| AIM OF THE TASK |
Select all lines in the records that include "JSON".

*** Opening MATERIALS PROVIDED ***

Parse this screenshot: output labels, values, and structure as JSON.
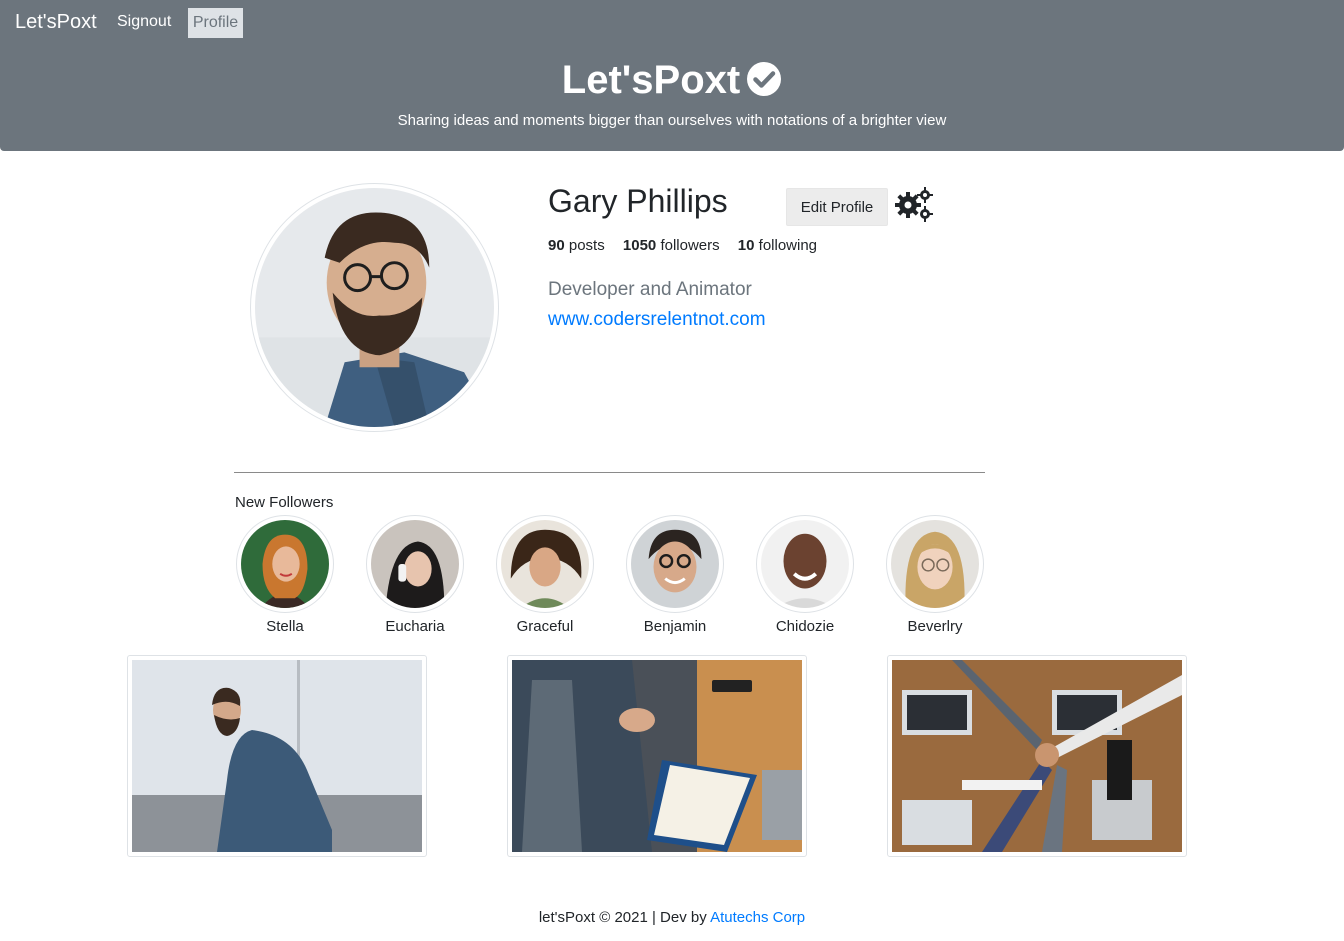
{
  "nav": {
    "brand": "Let'sPoxt",
    "signout": "Signout",
    "profile": "Profile"
  },
  "hero": {
    "title": "Let'sPoxt",
    "subtitle": "Sharing ideas and moments bigger than ourselves with notations of a brighter view",
    "verified_icon": "check-circle-icon"
  },
  "profile": {
    "name": "Gary Phillips",
    "edit_label": "Edit Profile",
    "settings_icon": "gears-icon",
    "posts_count": "90",
    "posts_label": "posts",
    "followers_count": "1050",
    "followers_label": "followers",
    "following_count": "10",
    "following_label": "following",
    "bio": "Developer and Animator",
    "website": "www.codersrelentnot.com"
  },
  "followers": {
    "heading": "New Followers",
    "items": [
      {
        "name": "Stella"
      },
      {
        "name": "Eucharia"
      },
      {
        "name": "Graceful"
      },
      {
        "name": "Benjamin"
      },
      {
        "name": "Chidozie"
      },
      {
        "name": "Beverlry"
      }
    ]
  },
  "footer": {
    "text": "let'sPoxt © 2021 | Dev by",
    "link": "Atutechs Corp"
  },
  "colors": {
    "header_bg": "#6c757d",
    "link": "#007bff",
    "active_tab_bg": "#dee2e6"
  }
}
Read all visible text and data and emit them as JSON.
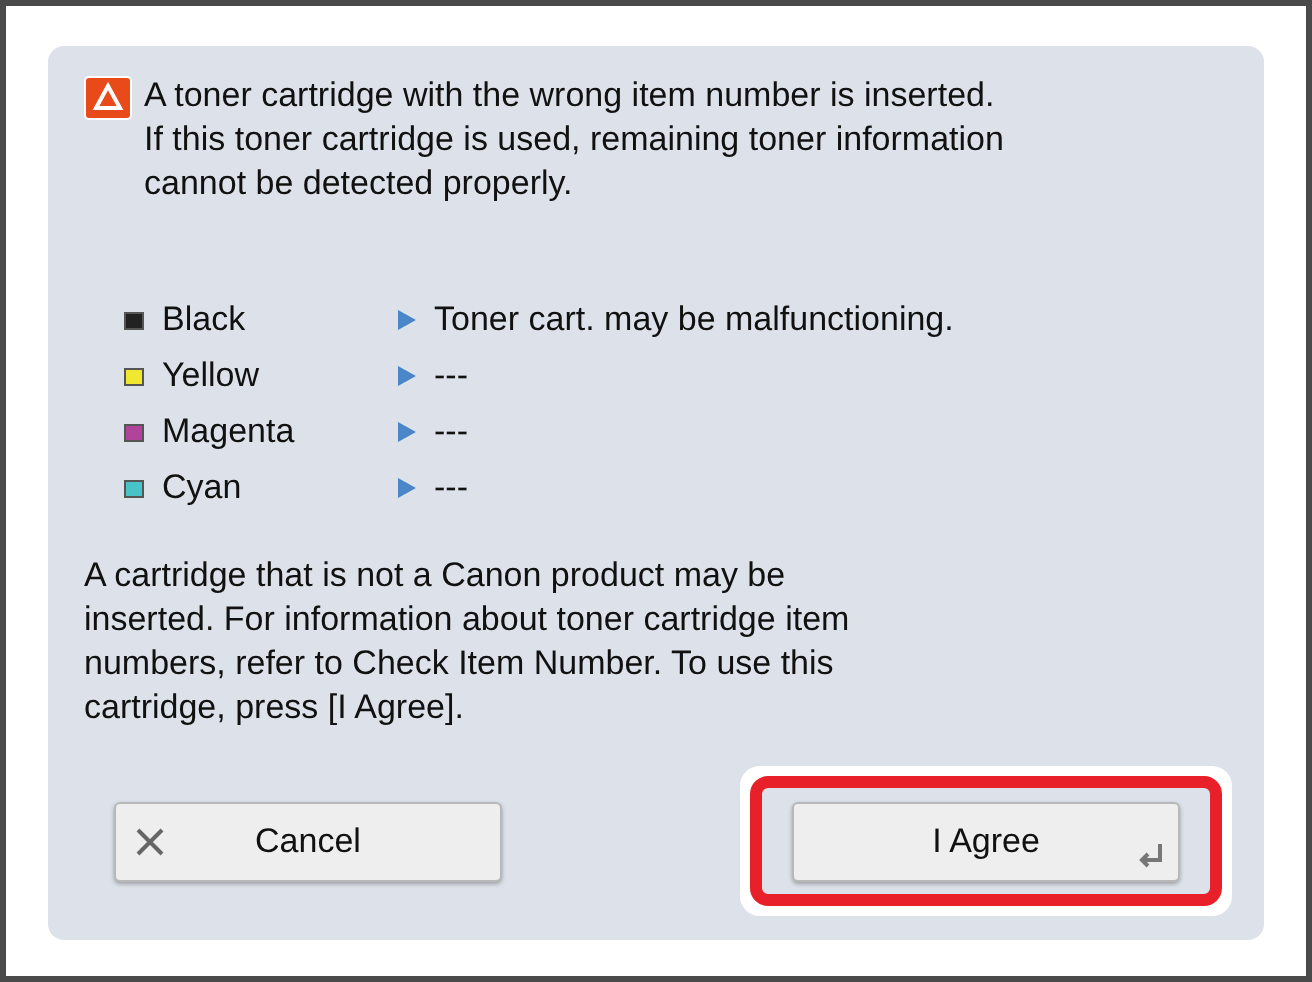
{
  "message": "A toner cartridge with the wrong item number is inserted. If this toner cartridge is used, remaining toner information cannot be detected properly.",
  "toners": [
    {
      "name": "Black",
      "color": "#222222",
      "status": "Toner cart. may be malfunctioning."
    },
    {
      "name": "Yellow",
      "color": "#f0e830",
      "status": "---"
    },
    {
      "name": "Magenta",
      "color": "#b0449a",
      "status": "---"
    },
    {
      "name": "Cyan",
      "color": "#48c4c8",
      "status": "---"
    }
  ],
  "note": "A cartridge that is not a Canon product may be inserted. For information about toner cartridge item numbers, refer to Check Item Number. To use this cartridge, press [I Agree].",
  "buttons": [
    {
      "kind": "cancel",
      "label": "Cancel",
      "highlighted": false
    },
    {
      "kind": "confirm",
      "label": "I Agree",
      "highlighted": true
    }
  ]
}
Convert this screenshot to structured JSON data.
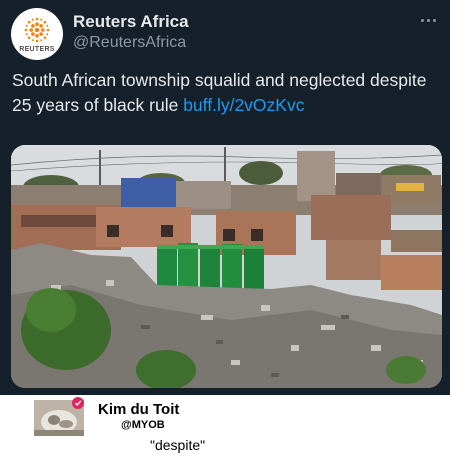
{
  "tweet": {
    "display_name": "Reuters Africa",
    "handle": "@ReutersAfrica",
    "avatar_logo_text": "REUTERS",
    "body_text": "South African township squalid and neglected despite 25 years of black rule ",
    "link_text": "buff.ly/2vOzKvc",
    "more_icon": "more-horizontal-icon",
    "photo_alt": "township-photo"
  },
  "reply": {
    "display_name": "Kim du Toit",
    "handle": "@MYOB",
    "text": "\"despite\"",
    "badge_icon": "check-badge-icon"
  },
  "colors": {
    "tweet_bg": "#15202b",
    "primary_text": "#e7e9ea",
    "secondary_text": "#8b98a5",
    "link": "#1d9bf0",
    "reuters_orange": "#ff8000",
    "toilet_green": "#1f8a3f",
    "badge_red": "#e0245e"
  }
}
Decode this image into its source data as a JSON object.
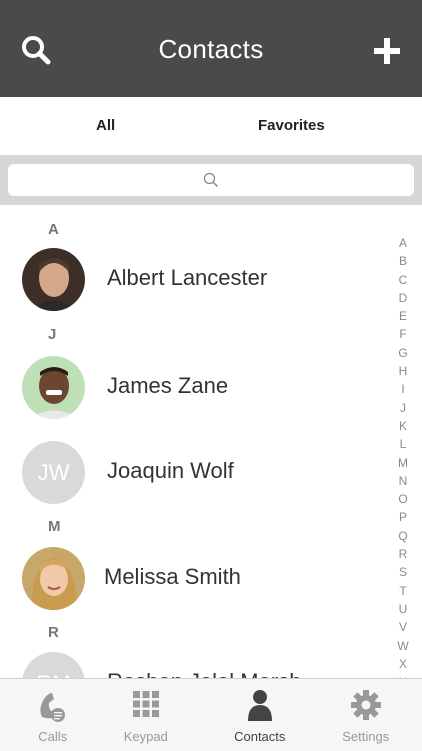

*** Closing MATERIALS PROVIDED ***

| THE ANSWER |
Parse this screenshot: output labels, values, and structure as JSON.
Read all visible text and data and emit them as JSON.
Convert this screenshot to structured JSON data.
Decode this image into its source data as a JSON object.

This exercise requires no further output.